**Excerpted records:**

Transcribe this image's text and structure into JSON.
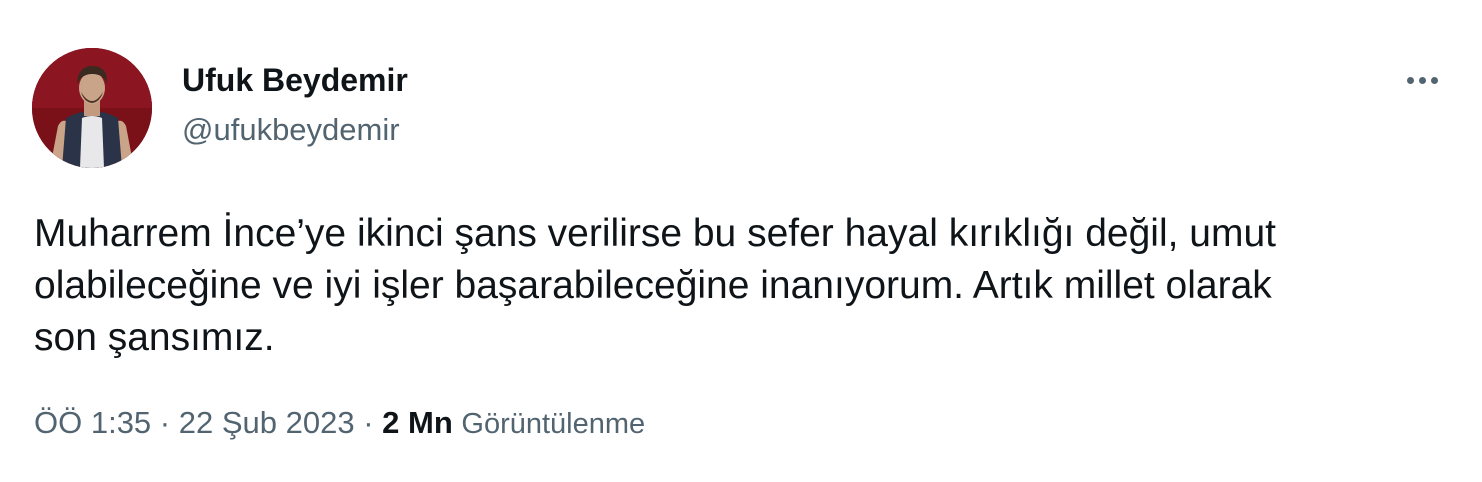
{
  "author": {
    "display_name": "Ufuk Beydemir",
    "handle": "@ufukbeydemir",
    "avatar_icon": "profile-photo"
  },
  "more_button": {
    "icon": "more-horizontal-icon"
  },
  "tweet": {
    "lines": [
      "Muharrem İnce’ye ikinci şans verilirse bu sefer hayal kırıklığı değil, umut",
      "olabileceğine ve iyi işler başarabileceğine inanıyorum. Artık millet olarak",
      "son şansımız."
    ]
  },
  "meta": {
    "time": "ÖÖ 1:35",
    "separator": " · ",
    "date": "22 Şub 2023",
    "views_count": "2 Mn",
    "views_label": "Görüntülenme"
  },
  "colors": {
    "text_primary": "#0f1419",
    "text_secondary": "#536471",
    "avatar_background": "#7a1018"
  }
}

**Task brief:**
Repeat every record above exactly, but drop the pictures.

**Answer to this problem:**
Transcribe this image's text and structure into JSON.
{
  "author": {
    "display_name": "Ufuk Beydemir",
    "handle": "@ufukbeydemir",
    "avatar_icon": "profile-photo"
  },
  "more_button": {
    "icon": "more-horizontal-icon"
  },
  "tweet": {
    "lines": [
      "Muharrem İnce’ye ikinci şans verilirse bu sefer hayal kırıklığı değil, umut",
      "olabileceğine ve iyi işler başarabileceğine inanıyorum. Artık millet olarak",
      "son şansımız."
    ]
  },
  "meta": {
    "time": "ÖÖ 1:35",
    "separator": " · ",
    "date": "22 Şub 2023",
    "views_count": "2 Mn",
    "views_label": "Görüntülenme"
  },
  "colors": {
    "text_primary": "#0f1419",
    "text_secondary": "#536471",
    "avatar_background": "#7a1018"
  }
}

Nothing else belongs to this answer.